“We should plan now for the possibility we need to extend the March 2019 deadline,” he will say.
“Presently, we are drifting… with no clear negotiating position, no resolution of the Northern Ireland question, still vaguely hoping Europe will allow us access to the single market without abiding by its rules, which it will never do.”
He will liken talk about the prospect of the UK leaving without an agreement – which several cabinet ministers have said must remain an option – to “holding a negotiation on the top floor of a high-rise building and ‘threatening’ to jump out of the window if our demands are not met”.
Making his most outspoken call yet for a referendum on the final deal, he will suggest that Parliament has to “assert itself” and pave the way for another vote.
“The people must make the final decision because only they have the right to decide what version of Brexit they want or whether in the light of all they now know they prefer to remain.”
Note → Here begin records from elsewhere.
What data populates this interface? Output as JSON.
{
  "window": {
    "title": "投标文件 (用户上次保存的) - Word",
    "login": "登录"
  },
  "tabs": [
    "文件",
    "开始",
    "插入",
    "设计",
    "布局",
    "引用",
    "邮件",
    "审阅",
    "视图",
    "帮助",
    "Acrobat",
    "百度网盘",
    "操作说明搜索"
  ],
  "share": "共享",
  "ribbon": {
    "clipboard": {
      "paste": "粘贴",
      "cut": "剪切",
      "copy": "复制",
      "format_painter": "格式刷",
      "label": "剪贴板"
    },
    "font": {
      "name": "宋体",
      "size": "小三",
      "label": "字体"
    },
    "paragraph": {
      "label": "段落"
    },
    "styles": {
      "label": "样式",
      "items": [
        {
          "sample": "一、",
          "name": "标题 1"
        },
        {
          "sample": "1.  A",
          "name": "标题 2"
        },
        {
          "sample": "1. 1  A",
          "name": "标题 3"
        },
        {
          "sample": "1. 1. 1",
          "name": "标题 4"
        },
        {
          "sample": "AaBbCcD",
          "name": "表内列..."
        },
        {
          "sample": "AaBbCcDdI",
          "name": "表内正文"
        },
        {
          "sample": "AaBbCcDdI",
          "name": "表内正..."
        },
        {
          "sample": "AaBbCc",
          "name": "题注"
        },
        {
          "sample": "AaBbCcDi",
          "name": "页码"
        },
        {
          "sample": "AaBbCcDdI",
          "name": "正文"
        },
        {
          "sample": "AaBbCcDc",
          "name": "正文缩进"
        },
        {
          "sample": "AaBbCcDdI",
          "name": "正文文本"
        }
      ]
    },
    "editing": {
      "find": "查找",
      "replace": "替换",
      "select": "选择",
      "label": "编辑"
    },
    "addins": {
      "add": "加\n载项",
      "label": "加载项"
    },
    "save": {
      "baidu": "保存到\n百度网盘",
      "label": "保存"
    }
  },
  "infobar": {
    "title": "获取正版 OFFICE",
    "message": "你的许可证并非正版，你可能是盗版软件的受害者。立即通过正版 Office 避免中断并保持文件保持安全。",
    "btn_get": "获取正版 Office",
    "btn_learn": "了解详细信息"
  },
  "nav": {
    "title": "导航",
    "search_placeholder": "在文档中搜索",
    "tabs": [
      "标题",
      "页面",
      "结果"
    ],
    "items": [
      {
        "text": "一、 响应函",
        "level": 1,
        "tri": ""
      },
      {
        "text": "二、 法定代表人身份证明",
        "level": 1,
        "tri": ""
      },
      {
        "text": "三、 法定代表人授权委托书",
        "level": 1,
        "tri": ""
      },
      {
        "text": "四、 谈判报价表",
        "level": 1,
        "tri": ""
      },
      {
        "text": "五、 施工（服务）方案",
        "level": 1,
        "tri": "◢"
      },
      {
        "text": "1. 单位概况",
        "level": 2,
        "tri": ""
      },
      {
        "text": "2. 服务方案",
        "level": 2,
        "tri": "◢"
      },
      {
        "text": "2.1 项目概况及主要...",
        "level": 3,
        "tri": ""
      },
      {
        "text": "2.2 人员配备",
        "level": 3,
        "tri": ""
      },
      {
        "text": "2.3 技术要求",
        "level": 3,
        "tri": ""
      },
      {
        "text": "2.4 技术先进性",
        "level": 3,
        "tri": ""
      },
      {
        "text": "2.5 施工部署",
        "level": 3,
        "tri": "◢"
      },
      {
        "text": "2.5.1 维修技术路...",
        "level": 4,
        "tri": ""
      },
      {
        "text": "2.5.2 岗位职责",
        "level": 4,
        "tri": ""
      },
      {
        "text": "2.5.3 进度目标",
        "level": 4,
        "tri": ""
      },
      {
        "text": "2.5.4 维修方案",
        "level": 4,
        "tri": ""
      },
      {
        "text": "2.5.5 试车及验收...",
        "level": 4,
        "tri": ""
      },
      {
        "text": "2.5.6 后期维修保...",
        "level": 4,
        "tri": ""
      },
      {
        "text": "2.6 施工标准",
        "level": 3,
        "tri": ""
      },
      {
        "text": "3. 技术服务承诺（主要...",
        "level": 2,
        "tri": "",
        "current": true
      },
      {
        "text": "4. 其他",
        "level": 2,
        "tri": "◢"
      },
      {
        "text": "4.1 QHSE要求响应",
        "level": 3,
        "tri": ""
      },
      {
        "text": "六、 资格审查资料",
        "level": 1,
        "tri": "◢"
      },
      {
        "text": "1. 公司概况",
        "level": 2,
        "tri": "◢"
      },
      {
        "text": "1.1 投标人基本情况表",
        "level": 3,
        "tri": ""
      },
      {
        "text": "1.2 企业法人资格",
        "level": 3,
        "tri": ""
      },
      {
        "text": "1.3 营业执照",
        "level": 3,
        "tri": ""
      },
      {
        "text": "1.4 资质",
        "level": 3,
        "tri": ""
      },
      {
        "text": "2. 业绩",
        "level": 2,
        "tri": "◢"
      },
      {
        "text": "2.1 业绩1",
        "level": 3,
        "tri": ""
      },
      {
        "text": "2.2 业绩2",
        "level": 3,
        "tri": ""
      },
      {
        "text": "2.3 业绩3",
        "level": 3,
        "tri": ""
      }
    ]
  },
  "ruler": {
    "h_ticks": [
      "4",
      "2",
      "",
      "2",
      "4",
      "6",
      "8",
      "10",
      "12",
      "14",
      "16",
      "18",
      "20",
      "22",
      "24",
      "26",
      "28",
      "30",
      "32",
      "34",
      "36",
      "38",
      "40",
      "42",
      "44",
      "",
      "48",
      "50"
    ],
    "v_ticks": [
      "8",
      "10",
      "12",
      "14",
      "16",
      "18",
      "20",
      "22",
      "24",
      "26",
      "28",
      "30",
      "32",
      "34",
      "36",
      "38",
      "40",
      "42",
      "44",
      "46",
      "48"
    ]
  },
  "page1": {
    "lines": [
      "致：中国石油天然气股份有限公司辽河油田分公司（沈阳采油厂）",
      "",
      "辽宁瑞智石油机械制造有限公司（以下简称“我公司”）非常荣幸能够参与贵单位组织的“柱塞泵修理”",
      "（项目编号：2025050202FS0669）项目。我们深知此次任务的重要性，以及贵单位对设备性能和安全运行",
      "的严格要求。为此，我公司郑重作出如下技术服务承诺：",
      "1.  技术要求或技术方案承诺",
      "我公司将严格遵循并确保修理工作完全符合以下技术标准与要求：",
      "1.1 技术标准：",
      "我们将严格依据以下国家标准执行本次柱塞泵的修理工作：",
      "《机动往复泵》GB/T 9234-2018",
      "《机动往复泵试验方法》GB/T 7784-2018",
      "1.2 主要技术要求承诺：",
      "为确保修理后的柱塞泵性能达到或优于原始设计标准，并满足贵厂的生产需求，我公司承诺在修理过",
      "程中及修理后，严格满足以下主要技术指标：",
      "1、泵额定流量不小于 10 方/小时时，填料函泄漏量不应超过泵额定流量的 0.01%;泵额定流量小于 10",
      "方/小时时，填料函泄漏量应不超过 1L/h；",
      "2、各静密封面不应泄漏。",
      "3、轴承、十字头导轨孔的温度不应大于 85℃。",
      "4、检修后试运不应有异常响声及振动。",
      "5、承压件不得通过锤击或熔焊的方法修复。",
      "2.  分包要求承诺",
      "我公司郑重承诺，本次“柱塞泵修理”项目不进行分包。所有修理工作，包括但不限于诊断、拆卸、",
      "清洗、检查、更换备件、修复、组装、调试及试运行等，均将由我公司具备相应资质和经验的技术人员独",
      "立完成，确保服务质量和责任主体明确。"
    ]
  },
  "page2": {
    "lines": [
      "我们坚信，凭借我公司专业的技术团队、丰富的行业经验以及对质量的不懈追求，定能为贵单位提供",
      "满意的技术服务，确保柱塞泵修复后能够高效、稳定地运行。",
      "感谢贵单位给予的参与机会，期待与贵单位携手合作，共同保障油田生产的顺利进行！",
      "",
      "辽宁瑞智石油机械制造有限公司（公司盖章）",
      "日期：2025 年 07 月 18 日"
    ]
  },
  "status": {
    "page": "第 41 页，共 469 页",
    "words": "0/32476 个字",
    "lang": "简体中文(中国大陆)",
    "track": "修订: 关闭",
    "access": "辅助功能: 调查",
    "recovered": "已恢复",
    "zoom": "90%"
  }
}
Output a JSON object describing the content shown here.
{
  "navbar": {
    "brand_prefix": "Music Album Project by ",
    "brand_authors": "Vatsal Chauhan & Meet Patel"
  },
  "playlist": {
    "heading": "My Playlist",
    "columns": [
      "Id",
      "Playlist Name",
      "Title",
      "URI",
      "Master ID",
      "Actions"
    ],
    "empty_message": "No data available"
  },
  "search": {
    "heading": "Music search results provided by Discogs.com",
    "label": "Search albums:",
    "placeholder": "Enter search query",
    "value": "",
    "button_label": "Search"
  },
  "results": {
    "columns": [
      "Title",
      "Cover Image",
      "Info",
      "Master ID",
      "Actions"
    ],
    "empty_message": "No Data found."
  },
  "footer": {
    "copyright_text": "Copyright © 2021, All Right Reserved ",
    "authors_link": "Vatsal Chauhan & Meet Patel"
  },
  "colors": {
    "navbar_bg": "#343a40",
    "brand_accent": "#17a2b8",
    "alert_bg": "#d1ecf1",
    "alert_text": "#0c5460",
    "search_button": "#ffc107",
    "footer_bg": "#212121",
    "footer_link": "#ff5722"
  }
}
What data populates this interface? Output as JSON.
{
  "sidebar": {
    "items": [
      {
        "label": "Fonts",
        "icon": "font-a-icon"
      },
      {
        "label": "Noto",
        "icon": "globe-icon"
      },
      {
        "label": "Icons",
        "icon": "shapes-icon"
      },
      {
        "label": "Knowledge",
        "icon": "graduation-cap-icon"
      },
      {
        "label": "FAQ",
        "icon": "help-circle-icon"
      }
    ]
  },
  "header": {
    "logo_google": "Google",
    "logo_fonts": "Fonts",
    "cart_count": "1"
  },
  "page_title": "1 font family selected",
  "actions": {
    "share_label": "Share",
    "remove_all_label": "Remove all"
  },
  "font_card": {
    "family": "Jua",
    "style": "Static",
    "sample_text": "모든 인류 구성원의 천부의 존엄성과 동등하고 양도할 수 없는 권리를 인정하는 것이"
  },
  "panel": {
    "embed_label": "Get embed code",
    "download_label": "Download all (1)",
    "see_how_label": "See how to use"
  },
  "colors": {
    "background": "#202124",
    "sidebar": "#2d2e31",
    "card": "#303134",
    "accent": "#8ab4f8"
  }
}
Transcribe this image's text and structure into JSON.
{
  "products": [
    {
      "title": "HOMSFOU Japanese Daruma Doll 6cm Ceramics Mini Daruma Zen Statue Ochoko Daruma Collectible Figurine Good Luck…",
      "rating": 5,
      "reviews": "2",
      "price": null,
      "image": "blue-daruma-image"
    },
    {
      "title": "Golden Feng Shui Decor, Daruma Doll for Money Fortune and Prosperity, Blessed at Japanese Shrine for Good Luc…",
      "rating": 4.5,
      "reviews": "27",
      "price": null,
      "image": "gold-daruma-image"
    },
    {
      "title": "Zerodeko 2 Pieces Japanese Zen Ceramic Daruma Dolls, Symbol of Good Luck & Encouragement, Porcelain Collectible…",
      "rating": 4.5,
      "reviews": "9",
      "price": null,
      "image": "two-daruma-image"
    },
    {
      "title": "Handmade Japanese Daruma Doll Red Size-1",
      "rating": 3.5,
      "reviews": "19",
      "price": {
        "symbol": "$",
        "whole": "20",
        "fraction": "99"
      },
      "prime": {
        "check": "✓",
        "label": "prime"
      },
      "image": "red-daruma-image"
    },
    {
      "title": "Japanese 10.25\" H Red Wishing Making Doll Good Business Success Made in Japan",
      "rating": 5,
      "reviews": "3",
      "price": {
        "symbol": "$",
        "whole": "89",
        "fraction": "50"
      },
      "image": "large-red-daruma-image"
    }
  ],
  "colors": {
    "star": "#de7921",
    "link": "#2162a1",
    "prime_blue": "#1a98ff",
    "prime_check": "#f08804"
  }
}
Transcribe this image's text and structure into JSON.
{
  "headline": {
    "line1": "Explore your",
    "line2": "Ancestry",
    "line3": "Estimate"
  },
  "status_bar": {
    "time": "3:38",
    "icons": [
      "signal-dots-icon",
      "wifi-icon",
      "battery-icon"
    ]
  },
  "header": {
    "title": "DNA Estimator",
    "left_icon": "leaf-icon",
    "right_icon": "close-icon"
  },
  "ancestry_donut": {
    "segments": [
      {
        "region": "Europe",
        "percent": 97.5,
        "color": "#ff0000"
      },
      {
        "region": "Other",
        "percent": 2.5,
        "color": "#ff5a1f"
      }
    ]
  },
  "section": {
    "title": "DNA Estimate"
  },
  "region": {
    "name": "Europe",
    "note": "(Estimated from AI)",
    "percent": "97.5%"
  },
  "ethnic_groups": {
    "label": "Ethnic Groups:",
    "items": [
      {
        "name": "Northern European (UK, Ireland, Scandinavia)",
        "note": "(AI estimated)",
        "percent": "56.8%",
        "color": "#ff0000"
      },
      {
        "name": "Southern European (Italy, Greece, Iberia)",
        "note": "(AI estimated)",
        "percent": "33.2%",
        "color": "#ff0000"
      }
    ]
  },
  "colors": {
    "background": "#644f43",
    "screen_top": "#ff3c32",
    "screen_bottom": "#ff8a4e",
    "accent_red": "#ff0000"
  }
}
Both Mrs May and Mr Corbyn have ruled out another vote, saying their task is to implement the wishes of the British people, who voted by a majority of 51.9% to 48.1% to leave in the 2016 referendum.